The plans cover beef, lamb, pork, poultry, raw ground meat, fully cooked meat products, and heat-treated meat products. Each plan contains a product description, a process flow diagram, hazard assessments, identification of critical limits, record keeping and verification procedures, a slaughter training and observation log, and HACCP forms.

Online lessons for training foodservice operators in HACCP procedures are under development for the site.

The Food Safety Consortium, based in Fayetteville, Ark., is a joint research effort of the University of Arkansas, Iowa State University, and Kansas State University.

Report shows food industry mergers down
The Food Institute released a report stating that merger and acquisition activity in the food industry has dropped to its lowest level in eight years.

The Food Institute tracked 516 mergers and acquisitions in 2001, 125 fewer (20%) than were documented the prior year, and the lowest level tracked since 1993. Among the segments with the sharpest declines were: restaurant and foodservice, packaging and equipment suppliers, and food processing firms.

However, after two years of decline, merger and acquisition activity in the supermarket industry was on the rise, totaling 27 transactions—three more than in 2000—but most with a smaller scope.

Some of the year’s notable mergers in all fields included the Suiza Foods/Dean Foods deal, giving the combined company 30% of the U.S. fluid milk market. Tyson Foods Inc. also acquired beef and pork processor IBP Inc. Smithfield Foods had wanted to acquire IBP but instead acquired Pinnacle Foods, Moyer Packing Co., The Smithfield Cos., Gorges/Quick-to-Fix Foods, Packerland Holdings, Inc., Stadler Country Hams Inc., and RMH Foods.

Information on obtaining a copy of the report, “Food Business Mergers & Acquisitions: 2001" is available at www.foodinstitute.com. The Food Institute is based in Elmwood Park, N.J.

Fortified foods market reaches $18 billion
A new report shows that total fortified food and beverage market sales have tripled since 1997.

According to The U.S. Market for Fortified Foods: Expanding the Boundaries, a newly published Packaged Facts report available at MarketResearch.com, sales of the total fortified foods market reached almost $18 billion in 2001, tripling the sales figure posted in 1997. Retail sales are forecasted to reach $28.6 billion by 2006. The report states that success within the fortified foods market stems from the industry’s high rate of product development.
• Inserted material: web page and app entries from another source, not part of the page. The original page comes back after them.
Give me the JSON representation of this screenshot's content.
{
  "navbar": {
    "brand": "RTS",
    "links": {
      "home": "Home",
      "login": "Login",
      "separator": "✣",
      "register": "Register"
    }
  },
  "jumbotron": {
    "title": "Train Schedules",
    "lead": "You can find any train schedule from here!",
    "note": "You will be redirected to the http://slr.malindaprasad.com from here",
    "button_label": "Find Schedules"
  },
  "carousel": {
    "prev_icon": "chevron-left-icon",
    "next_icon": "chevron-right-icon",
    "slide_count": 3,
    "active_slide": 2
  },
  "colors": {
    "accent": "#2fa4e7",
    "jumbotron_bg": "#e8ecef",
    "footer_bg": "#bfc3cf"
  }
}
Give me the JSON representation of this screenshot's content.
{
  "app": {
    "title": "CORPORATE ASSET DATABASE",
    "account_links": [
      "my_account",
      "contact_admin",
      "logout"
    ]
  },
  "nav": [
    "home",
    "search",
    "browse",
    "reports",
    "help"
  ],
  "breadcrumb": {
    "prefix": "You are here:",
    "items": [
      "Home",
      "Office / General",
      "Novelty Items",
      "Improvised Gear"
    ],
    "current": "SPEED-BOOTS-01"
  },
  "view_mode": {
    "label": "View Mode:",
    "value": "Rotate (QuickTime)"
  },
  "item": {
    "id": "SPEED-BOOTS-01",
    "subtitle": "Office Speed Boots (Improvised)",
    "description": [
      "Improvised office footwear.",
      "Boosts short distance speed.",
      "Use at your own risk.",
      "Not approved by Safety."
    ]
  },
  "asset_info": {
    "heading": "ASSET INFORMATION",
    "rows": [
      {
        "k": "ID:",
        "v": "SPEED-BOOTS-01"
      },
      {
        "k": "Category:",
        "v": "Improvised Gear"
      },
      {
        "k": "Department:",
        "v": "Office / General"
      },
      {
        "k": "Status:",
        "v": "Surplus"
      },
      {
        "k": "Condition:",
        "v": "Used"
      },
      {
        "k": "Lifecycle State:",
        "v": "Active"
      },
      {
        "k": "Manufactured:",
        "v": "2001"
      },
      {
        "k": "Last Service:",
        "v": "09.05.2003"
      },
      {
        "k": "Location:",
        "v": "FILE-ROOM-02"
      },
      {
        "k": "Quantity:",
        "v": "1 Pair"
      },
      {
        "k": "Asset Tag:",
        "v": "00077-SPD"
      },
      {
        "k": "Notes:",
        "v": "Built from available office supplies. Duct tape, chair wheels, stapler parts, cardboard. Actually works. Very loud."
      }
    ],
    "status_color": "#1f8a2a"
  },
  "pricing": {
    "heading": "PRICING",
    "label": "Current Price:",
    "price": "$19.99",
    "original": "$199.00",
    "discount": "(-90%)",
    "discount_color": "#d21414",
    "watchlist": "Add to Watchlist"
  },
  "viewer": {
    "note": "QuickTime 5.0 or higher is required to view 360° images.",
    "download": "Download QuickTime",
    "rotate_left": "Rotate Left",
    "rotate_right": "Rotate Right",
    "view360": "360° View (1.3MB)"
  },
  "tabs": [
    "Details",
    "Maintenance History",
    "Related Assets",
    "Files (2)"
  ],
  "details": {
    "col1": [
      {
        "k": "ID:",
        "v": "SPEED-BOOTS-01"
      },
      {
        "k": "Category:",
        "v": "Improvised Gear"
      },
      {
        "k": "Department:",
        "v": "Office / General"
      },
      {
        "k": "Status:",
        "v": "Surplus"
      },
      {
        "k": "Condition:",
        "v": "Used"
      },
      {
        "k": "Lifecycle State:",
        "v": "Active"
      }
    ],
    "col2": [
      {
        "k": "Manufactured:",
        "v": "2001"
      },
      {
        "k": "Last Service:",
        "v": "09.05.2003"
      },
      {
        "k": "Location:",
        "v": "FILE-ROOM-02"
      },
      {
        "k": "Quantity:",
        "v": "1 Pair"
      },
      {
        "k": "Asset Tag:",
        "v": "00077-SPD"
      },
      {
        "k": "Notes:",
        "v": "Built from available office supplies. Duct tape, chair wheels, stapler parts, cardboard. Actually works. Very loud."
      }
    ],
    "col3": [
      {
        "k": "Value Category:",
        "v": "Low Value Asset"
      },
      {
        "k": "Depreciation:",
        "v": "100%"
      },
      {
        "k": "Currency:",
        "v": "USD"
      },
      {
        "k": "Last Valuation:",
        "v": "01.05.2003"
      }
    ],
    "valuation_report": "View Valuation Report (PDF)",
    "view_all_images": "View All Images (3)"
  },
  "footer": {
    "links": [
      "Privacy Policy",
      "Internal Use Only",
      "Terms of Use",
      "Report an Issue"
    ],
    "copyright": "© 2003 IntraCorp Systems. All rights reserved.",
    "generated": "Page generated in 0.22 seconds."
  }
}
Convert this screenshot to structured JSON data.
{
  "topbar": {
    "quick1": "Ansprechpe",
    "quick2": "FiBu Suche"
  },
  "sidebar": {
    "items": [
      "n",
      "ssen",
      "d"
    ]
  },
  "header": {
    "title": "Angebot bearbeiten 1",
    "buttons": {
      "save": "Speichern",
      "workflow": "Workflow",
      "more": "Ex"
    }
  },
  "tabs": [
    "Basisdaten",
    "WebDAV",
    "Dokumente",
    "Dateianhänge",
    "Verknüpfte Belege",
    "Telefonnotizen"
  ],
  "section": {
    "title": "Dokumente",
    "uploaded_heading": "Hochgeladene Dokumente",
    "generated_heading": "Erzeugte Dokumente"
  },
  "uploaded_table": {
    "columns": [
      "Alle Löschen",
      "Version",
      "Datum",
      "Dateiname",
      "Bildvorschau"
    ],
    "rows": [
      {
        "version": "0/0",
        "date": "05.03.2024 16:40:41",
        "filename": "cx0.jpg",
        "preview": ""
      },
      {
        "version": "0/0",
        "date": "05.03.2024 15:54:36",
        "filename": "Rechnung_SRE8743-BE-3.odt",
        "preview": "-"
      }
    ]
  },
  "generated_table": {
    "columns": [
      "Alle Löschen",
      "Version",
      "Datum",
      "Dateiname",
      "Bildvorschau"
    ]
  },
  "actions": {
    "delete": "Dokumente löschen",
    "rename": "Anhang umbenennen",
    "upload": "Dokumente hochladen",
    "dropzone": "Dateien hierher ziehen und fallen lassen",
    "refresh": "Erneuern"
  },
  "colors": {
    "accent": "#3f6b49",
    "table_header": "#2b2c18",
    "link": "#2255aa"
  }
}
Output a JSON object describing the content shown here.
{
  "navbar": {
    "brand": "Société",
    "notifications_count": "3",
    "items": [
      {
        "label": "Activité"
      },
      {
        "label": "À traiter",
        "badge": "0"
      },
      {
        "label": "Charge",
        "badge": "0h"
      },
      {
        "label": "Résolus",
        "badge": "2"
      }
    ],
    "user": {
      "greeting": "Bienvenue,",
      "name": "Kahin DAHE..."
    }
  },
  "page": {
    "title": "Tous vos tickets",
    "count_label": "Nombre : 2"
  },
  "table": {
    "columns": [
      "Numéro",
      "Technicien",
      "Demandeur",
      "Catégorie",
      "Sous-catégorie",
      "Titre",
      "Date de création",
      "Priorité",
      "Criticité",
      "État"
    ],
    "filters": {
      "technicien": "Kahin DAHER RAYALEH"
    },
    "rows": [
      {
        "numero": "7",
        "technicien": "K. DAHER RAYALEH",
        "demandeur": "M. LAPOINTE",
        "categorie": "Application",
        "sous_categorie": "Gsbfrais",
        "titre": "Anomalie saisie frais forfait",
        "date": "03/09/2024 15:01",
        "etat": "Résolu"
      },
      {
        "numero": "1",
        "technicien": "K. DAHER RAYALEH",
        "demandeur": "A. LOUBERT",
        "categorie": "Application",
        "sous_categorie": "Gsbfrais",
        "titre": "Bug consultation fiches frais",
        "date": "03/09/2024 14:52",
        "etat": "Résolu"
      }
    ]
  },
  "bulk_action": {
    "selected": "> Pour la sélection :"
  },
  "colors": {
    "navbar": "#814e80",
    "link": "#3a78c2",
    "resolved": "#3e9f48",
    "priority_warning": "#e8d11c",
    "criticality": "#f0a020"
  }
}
Consumer willingness to purchase fortified foods when they hit the market is also a factor.

MarketResearch.com provides research reports through an online database of more than 50,000 market research publications from more than 350 publishers.

CAMBIA offers patent database
The Center for the Application of Molecular Biology to International Agriculture (CAMBIA) is offering the CAMBIA Intellectual Property (IP) Resource. This searchable Web-based database, www.cambiaip.org, contains more than 257,000 agriculture-related patents from America, Europe, and the international Patent Co-operation Treaty system.

CAMBIA is based in Australia.

PowerPoint presentation on product development available
An educational PowerPoint presentation on newly emerging methods for product development is now available.

IFT Professional Members Howard Moskowitz, of Moskowitz Jacobs Inc., and Jacqueline Beckley, of the Understanding & Insight Group, have created the presentation, which also includes three videos and a concept optimizer. The presentation includes information on ethnographic observation, foundation studies that give a different twist to ethnography, in-depth interviews by computer and the subsequent text analysis, creation of concept elements by a Delphi technique using consumers on the Internet, rapid conjoint analysis to fine-tune the ideas, and concept optimization to run the results and get the best concepts.

The PowerPoint program is available at www.mji-designlab.com/contact2.html.

Moskowitz Jacobs is based in White Plains, N.Y. The Understanding & Insight Group is based in Denville, N.J.

Assistant Editor